Top of GIVEN RECORDS

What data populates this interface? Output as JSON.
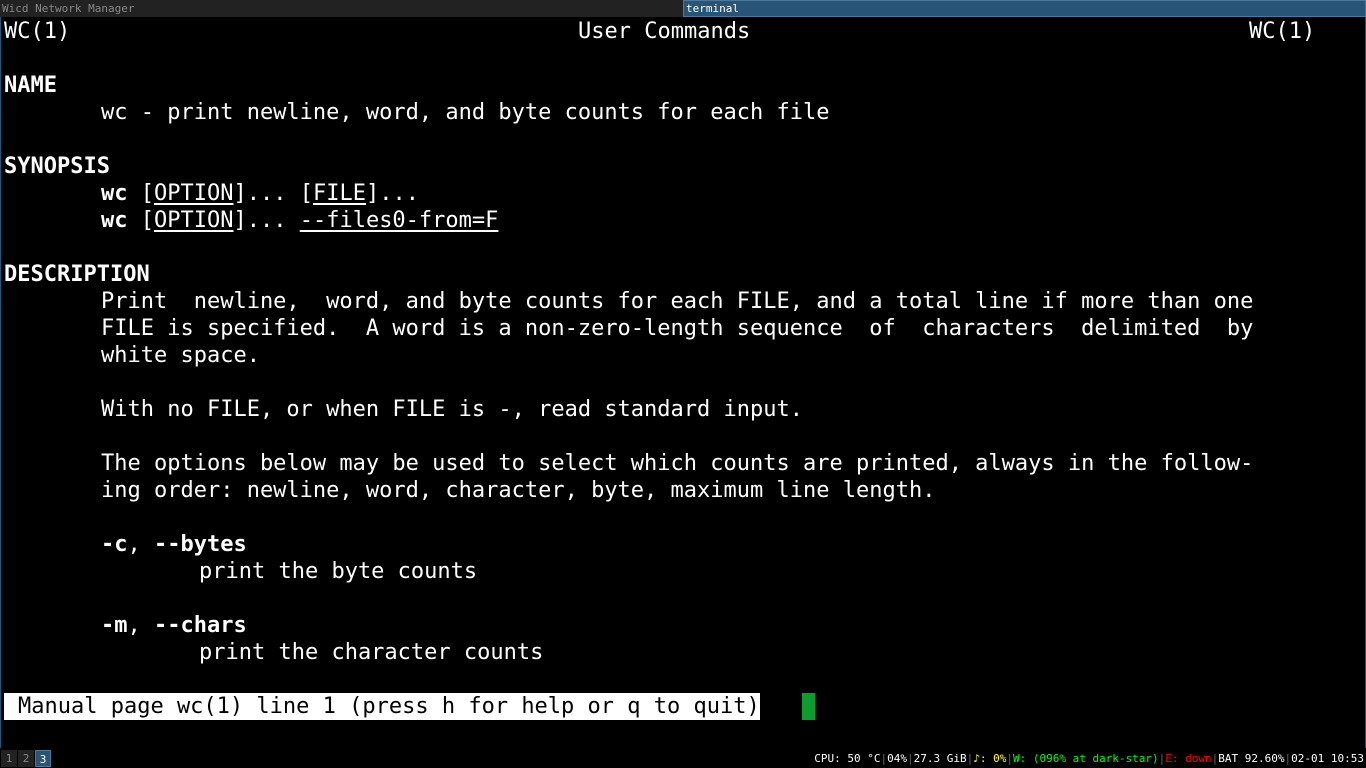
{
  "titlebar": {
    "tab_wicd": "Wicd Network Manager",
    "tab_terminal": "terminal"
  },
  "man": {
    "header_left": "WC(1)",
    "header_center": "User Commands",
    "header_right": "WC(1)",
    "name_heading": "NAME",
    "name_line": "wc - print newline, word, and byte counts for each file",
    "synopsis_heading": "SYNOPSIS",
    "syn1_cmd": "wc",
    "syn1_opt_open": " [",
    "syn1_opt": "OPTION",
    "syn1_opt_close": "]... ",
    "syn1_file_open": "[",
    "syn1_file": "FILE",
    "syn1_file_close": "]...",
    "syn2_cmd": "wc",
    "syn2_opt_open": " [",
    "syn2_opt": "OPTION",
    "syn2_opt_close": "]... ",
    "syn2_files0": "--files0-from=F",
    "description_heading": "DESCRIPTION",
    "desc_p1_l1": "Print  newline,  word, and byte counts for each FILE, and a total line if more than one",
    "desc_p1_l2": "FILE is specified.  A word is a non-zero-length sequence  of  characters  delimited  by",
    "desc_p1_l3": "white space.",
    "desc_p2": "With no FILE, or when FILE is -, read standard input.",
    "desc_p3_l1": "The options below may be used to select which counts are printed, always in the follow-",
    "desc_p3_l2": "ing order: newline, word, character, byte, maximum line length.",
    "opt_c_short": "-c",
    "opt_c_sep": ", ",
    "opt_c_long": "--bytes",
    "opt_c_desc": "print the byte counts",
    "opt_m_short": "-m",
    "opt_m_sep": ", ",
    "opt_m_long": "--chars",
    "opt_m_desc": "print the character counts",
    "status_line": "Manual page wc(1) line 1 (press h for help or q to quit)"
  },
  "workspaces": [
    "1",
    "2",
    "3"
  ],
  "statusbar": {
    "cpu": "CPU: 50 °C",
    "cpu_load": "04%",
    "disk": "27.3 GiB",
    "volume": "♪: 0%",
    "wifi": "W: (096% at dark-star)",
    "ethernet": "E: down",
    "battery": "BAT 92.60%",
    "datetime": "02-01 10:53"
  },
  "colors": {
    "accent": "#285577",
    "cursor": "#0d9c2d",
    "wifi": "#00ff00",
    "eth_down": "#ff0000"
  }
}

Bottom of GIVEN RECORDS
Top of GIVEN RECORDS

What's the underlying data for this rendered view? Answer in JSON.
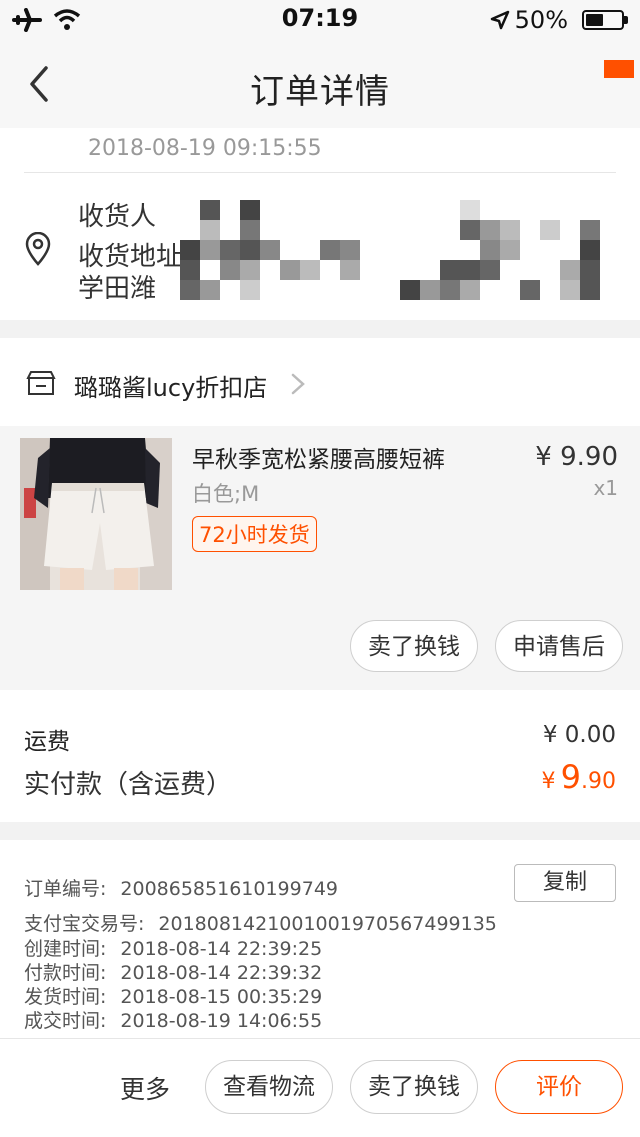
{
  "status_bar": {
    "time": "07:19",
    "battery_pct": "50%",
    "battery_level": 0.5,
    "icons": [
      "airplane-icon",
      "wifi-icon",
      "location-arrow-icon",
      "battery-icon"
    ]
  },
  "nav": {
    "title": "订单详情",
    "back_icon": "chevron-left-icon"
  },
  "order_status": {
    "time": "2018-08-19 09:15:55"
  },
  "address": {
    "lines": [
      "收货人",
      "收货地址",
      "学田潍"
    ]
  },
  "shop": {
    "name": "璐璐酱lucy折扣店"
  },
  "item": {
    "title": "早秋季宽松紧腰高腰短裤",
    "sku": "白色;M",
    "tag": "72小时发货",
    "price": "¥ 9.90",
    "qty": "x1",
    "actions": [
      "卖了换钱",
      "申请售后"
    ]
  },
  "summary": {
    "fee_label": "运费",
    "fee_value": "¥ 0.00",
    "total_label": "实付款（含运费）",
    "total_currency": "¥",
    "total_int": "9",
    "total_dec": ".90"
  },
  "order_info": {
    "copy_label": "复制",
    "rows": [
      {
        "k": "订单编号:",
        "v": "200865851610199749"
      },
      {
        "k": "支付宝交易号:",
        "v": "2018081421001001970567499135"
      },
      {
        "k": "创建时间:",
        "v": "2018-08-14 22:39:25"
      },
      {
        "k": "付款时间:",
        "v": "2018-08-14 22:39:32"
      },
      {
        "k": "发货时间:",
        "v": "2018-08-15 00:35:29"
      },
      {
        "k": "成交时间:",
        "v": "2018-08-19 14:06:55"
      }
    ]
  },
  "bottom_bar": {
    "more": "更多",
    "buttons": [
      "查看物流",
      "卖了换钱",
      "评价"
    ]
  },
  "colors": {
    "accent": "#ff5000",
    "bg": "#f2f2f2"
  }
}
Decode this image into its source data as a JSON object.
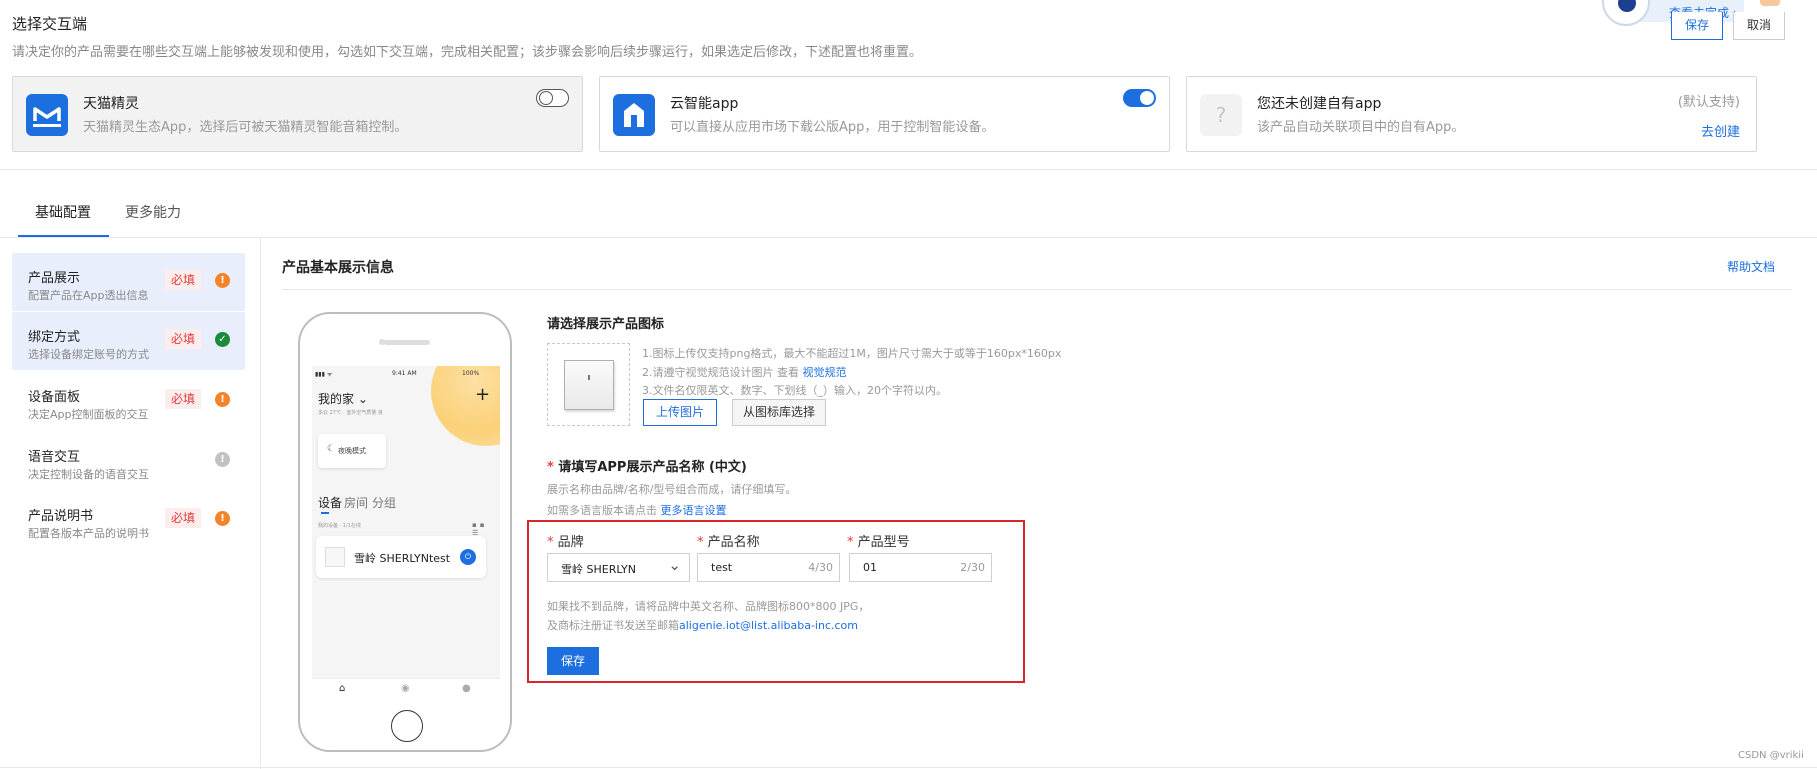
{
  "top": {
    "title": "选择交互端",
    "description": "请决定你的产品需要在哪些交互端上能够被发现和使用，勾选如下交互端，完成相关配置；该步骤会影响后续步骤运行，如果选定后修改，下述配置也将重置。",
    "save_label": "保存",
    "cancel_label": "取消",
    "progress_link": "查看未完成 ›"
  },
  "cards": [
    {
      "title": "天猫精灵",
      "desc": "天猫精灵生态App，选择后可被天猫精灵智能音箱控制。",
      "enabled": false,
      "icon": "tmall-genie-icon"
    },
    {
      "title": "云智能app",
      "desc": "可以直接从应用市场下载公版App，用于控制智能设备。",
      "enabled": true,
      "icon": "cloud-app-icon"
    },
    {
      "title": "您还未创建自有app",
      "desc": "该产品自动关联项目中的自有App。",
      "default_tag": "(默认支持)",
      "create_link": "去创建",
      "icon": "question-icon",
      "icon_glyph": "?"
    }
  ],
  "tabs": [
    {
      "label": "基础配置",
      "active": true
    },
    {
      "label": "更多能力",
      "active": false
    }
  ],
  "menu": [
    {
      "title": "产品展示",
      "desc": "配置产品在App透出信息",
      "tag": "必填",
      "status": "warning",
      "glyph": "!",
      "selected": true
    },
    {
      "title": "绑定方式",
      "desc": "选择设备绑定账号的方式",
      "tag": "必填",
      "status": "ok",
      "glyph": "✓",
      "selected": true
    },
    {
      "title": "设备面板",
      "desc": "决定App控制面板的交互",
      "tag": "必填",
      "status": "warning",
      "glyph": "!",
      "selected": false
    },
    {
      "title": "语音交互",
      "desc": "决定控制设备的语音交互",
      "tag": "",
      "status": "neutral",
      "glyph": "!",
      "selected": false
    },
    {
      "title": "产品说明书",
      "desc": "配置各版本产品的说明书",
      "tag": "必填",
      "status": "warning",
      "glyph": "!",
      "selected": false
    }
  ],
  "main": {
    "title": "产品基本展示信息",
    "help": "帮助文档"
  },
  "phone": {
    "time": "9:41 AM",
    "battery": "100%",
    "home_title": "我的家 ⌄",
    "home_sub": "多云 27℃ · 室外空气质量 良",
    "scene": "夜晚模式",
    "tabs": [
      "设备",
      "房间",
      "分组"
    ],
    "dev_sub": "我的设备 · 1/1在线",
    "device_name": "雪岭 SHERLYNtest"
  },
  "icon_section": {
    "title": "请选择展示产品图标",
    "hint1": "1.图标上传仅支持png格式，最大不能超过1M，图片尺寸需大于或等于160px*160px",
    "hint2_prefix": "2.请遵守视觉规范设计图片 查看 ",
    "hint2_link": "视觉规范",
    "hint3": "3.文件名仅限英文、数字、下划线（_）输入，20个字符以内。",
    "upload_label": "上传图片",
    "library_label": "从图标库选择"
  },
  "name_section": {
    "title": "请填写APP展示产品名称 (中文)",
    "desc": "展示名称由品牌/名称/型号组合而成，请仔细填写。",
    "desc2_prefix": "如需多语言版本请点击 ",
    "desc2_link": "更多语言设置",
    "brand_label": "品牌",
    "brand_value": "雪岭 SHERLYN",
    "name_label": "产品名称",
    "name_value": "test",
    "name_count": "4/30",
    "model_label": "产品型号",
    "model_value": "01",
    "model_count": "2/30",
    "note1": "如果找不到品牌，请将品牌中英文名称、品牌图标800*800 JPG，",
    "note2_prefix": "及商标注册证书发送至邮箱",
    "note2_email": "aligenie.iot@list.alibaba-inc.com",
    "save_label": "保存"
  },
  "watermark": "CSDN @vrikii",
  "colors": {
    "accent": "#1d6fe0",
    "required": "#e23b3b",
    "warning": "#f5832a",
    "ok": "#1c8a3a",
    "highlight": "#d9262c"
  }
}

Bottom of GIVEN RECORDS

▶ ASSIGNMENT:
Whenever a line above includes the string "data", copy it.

▶ EXERCISE SOLUTION:
What data populates this interface? Output as JSON.
What's the underlying data for this rendered view? Answer in JSON.
Decode this image into its source data as a JSON object.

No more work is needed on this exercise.